[[ Records, beginning ]]

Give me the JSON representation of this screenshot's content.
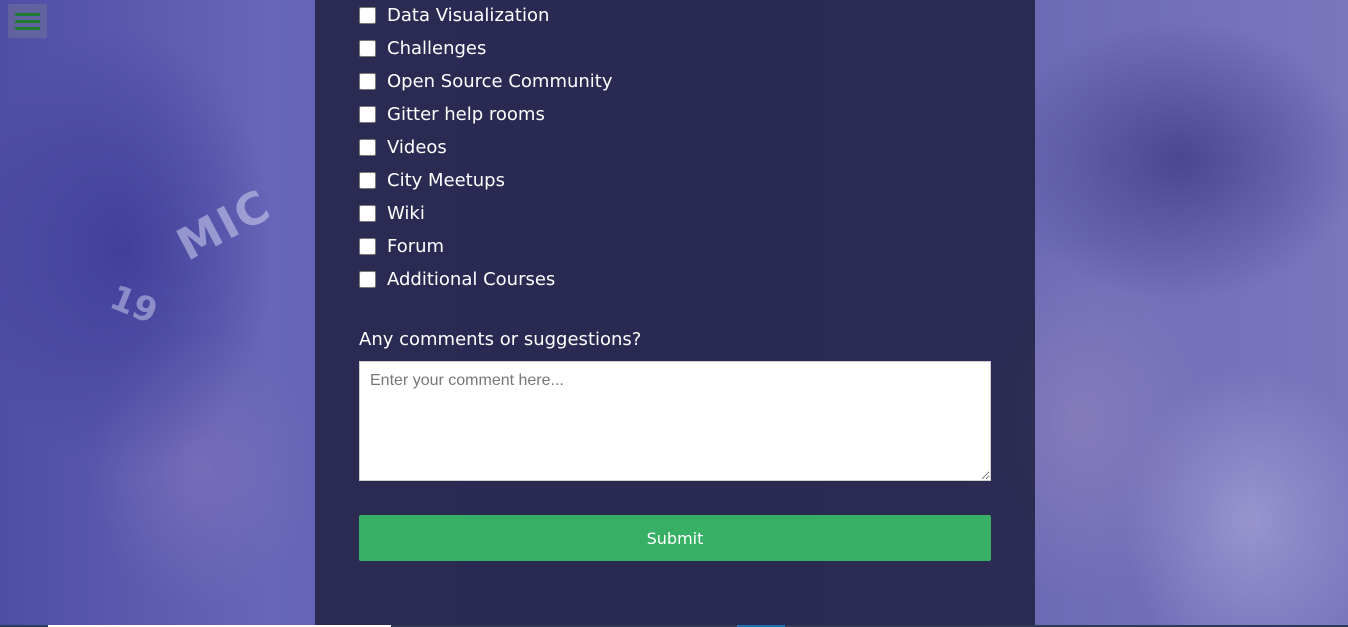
{
  "menu": {
    "icon": "hamburger-menu-icon",
    "icon_color": "#1e7a30"
  },
  "checkboxes": [
    {
      "label": "Data Visualization",
      "checked": false
    },
    {
      "label": "Challenges",
      "checked": false
    },
    {
      "label": "Open Source Community",
      "checked": false
    },
    {
      "label": "Gitter help rooms",
      "checked": false
    },
    {
      "label": "Videos",
      "checked": false
    },
    {
      "label": "City Meetups",
      "checked": false
    },
    {
      "label": "Wiki",
      "checked": false
    },
    {
      "label": "Forum",
      "checked": false
    },
    {
      "label": "Additional Courses",
      "checked": false
    }
  ],
  "comments": {
    "label": "Any comments or suggestions?",
    "placeholder": "Enter your comment here...",
    "value": ""
  },
  "submit": {
    "label": "Submit",
    "color": "#37af65"
  },
  "background": {
    "shirt_text": "MIC",
    "shirt_number": "19"
  }
}
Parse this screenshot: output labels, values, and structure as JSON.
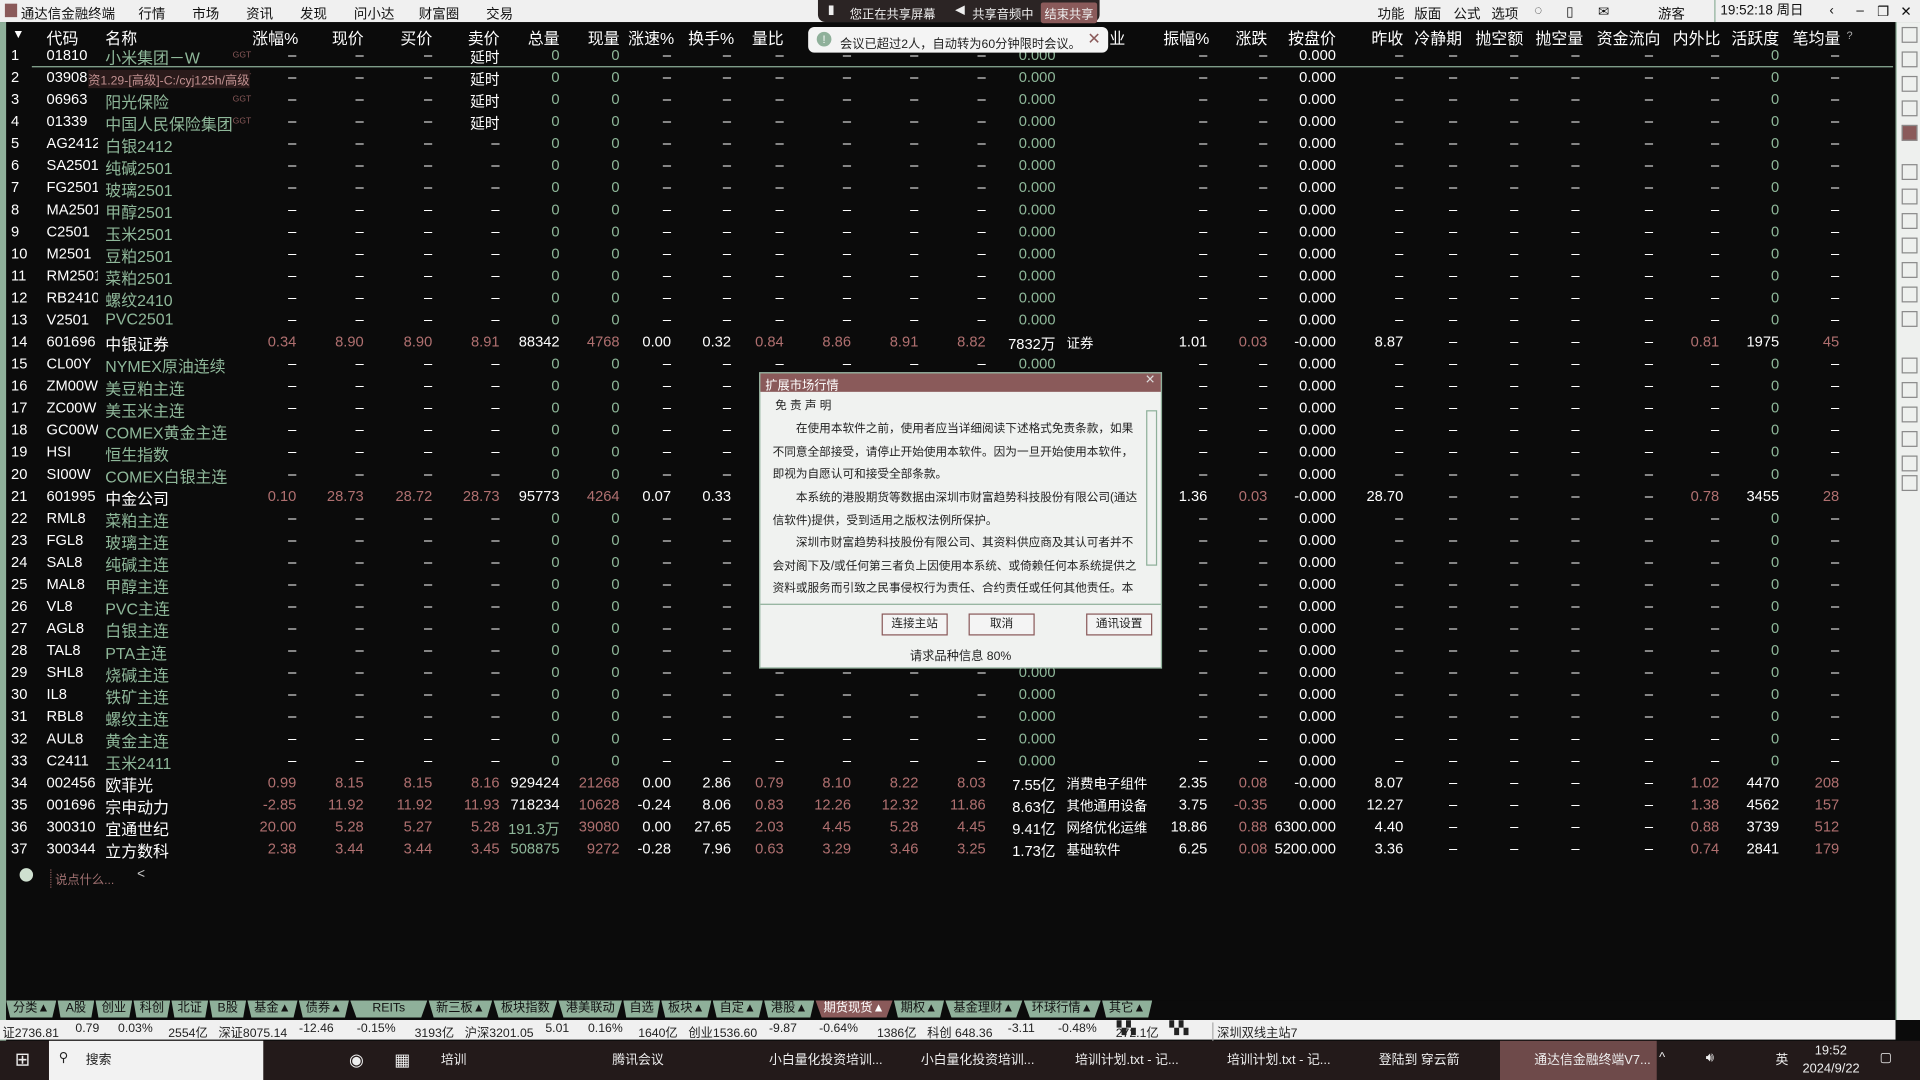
{
  "app": {
    "title": "通达信金融终端",
    "menu": [
      "行情",
      "市场",
      "资讯",
      "发现",
      "问小达",
      "财富圈",
      "交易"
    ],
    "right_menu": [
      "功能",
      "版面",
      "公式",
      "选项"
    ],
    "user": "游客",
    "clock": "19:52:18 周日"
  },
  "share_bar": {
    "sharing": "您正在共享屏幕",
    "audio": "共享音频中",
    "end": "结束共享"
  },
  "toast": {
    "text": "会议已超过2人，自动转为60分钟限时会议。"
  },
  "table": {
    "headers": {
      "code": "代码",
      "name": "名称",
      "chg": "涨幅%",
      "price": "现价",
      "bid": "买价",
      "ask": "卖价",
      "vol": "总量",
      "curvol": "现量",
      "speed": "涨速%",
      "turnover": "换手%",
      "volratio": "量比",
      "industry_tail": "业",
      "amp": "振幅%",
      "change": "涨跌",
      "ref": "按盘价",
      "prev": "昨收",
      "cool": "冷静期",
      "shortamt": "抛空额",
      "shortvol": "抛空量",
      "flow": "资金流向",
      "inout": "内外比",
      "activity": "活跃度",
      "avgvol": "笔均量",
      "help": "?"
    },
    "overlay_title": "资1.29-[高级]-C:/cyj125h/高级",
    "rows": [
      [
        "1",
        "01810",
        "小米集团－W",
        "GGT"
      ],
      [
        "2",
        "03908",
        "",
        "GGT"
      ],
      [
        "3",
        "06963",
        "阳光保险",
        "GGT"
      ],
      [
        "4",
        "01339",
        "中国人民保险集团",
        "GGT"
      ],
      [
        "5",
        "AG2412",
        "白银2412"
      ],
      [
        "6",
        "SA2501",
        "纯碱2501"
      ],
      [
        "7",
        "FG2501",
        "玻璃2501"
      ],
      [
        "8",
        "MA2501",
        "甲醇2501"
      ],
      [
        "9",
        "C2501",
        "玉米2501"
      ],
      [
        "10",
        "M2501",
        "豆粕2501"
      ],
      [
        "11",
        "RM2501",
        "菜粕2501"
      ],
      [
        "12",
        "RB2410",
        "螺纹2410"
      ],
      [
        "13",
        "V2501",
        "PVC2501"
      ],
      [
        "14",
        "601696",
        "中银证券",
        "",
        "0.34",
        "8.90",
        "8.90",
        "8.91",
        "88342",
        "4768",
        "0.00",
        "0.32",
        "0.84",
        "8.86",
        "8.91",
        "8.82",
        "7832万",
        "证券",
        "1.01",
        "0.03",
        "-0.000",
        "8.87",
        "–",
        "–",
        "–",
        "–",
        "0.81",
        "1975",
        "45"
      ],
      [
        "15",
        "CL00Y",
        "NYMEX原油连续"
      ],
      [
        "16",
        "ZM00W",
        "美豆粕主连"
      ],
      [
        "17",
        "ZC00W",
        "美玉米主连"
      ],
      [
        "18",
        "GC00W",
        "COMEX黄金主连"
      ],
      [
        "19",
        "HSI",
        "恒生指数"
      ],
      [
        "20",
        "SI00W",
        "COMEX白银主连"
      ],
      [
        "21",
        "601995",
        "中金公司",
        "",
        "0.10",
        "28.73",
        "28.72",
        "28.73",
        "95773",
        "4264",
        "0.07",
        "0.33",
        "–",
        "–",
        "–",
        "–",
        "–",
        "",
        "1.36",
        "0.03",
        "-0.000",
        "28.70",
        "–",
        "–",
        "–",
        "–",
        "0.78",
        "3455",
        "28"
      ],
      [
        "22",
        "RML8",
        "菜粕主连"
      ],
      [
        "23",
        "FGL8",
        "玻璃主连"
      ],
      [
        "24",
        "SAL8",
        "纯碱主连"
      ],
      [
        "25",
        "MAL8",
        "甲醇主连"
      ],
      [
        "26",
        "VL8",
        "PVC主连"
      ],
      [
        "27",
        "AGL8",
        "白银主连"
      ],
      [
        "28",
        "TAL8",
        "PTA主连"
      ],
      [
        "29",
        "SHL8",
        "烧碱主连"
      ],
      [
        "30",
        "IL8",
        "铁矿主连"
      ],
      [
        "31",
        "RBL8",
        "螺纹主连"
      ],
      [
        "32",
        "AUL8",
        "黄金主连"
      ],
      [
        "33",
        "C2411",
        "玉米2411"
      ],
      [
        "34",
        "002456",
        "欧菲光",
        "",
        "0.99",
        "8.15",
        "8.15",
        "8.16",
        "929424",
        "21268",
        "0.00",
        "2.86",
        "0.79",
        "8.10",
        "8.22",
        "8.03",
        "7.55亿",
        "消费电子组件",
        "2.35",
        "0.08",
        "-0.000",
        "8.07",
        "–",
        "–",
        "–",
        "–",
        "1.02",
        "4470",
        "208"
      ],
      [
        "35",
        "001696",
        "宗申动力",
        "",
        "-2.85",
        "11.92",
        "11.92",
        "11.93",
        "718234",
        "10628",
        "-0.24",
        "8.06",
        "0.83",
        "12.26",
        "12.32",
        "11.86",
        "8.63亿",
        "其他通用设备",
        "3.75",
        "-0.35",
        "0.000",
        "12.27",
        "–",
        "–",
        "–",
        "–",
        "1.38",
        "4562",
        "157"
      ],
      [
        "36",
        "300310",
        "宜通世纪",
        "",
        "20.00",
        "5.28",
        "5.27",
        "5.28",
        "191.3万",
        "39080",
        "0.00",
        "27.65",
        "2.03",
        "4.45",
        "5.28",
        "4.45",
        "9.41亿",
        "网络优化运维",
        "18.86",
        "0.88",
        "6300.000",
        "4.40",
        "–",
        "–",
        "–",
        "–",
        "0.88",
        "3739",
        "512"
      ],
      [
        "37",
        "300344",
        "立方数科",
        "",
        "2.38",
        "3.44",
        "3.44",
        "3.45",
        "508875",
        "9272",
        "-0.28",
        "7.96",
        "0.63",
        "3.29",
        "3.46",
        "3.25",
        "1.73亿",
        "基础软件",
        "6.25",
        "0.08",
        "5200.000",
        "3.36",
        "–",
        "–",
        "–",
        "–",
        "0.74",
        "2841",
        "179"
      ]
    ],
    "delayed_label": "延时",
    "dash": "–",
    "zero": "0",
    "zero_amount": "0.000"
  },
  "chat": {
    "placeholder": "说点什么...",
    "collapse": "<"
  },
  "dialog": {
    "title": "扩展市场行情",
    "heading": "免 责 声 明",
    "p1": "在使用本软件之前，使用者应当详细阅读下述格式免责条款，如果不同意全部接受，请停止开始使用本软件。因为一旦开始使用本软件，即视为自愿认可和接受全部条款。",
    "p2": "本系统的港股期货等数据由深圳市财富趋势科技股份有限公司(通达信软件)提供，受到适用之版权法例所保护。",
    "p3": "深圳市财富趋势科技股份有限公司、其资料供应商及其认可者并不会对阁下及/或任何第三者负上因使用本系统、或倚赖任何本系统提供之资料或服务而引致之民事侵权行为责任、合约责任或任何其他责任。本软",
    "btn_connect": "连接主站",
    "btn_cancel": "取消",
    "btn_settings": "通讯设置",
    "progress_text": "请求品种信息 80%"
  },
  "tabs": [
    "分类▲",
    "A股",
    "创业",
    "科创",
    "北证",
    "B股",
    "基金▲",
    "债券▲",
    "REITs",
    "新三板▲",
    "板块指数",
    "港美联动",
    "自选",
    "板块▲",
    "自定▲",
    "港股▲",
    "期货现货▲",
    "期权▲",
    "基金理财▲",
    "环球行情▲",
    "其它▲"
  ],
  "active_tab": "期货现货▲",
  "status": {
    "items": [
      "证2736.81",
      "0.79",
      "0.03%",
      "2554亿",
      "深证8075.14",
      "-12.46",
      "-0.15%",
      "3193亿",
      "沪深3201.05",
      "5.01",
      "0.16%",
      "1640亿",
      "创业1536.60",
      "-9.87",
      "-0.64%",
      "1386亿",
      "科创 648.36",
      "-3.11",
      "-0.48%",
      "272.1亿"
    ],
    "server": "深圳双线主站7"
  },
  "taskbar": {
    "search": "搜索",
    "apps": [
      "培训",
      "腾讯会议",
      "小白量化投资培训...",
      "小白量化投资培训...",
      "培训计划.txt - 记...",
      "培训计划.txt - 记...",
      "登陆到 穿云箭",
      "通达信金融终端V7..."
    ],
    "ime": "英",
    "time": "19:52",
    "date": "2024/9/22"
  }
}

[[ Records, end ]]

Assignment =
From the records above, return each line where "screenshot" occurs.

Written reply =
Give me the JSON representation of this screenshot's content.
Parse this screenshot: output labels, values, and structure as JSON.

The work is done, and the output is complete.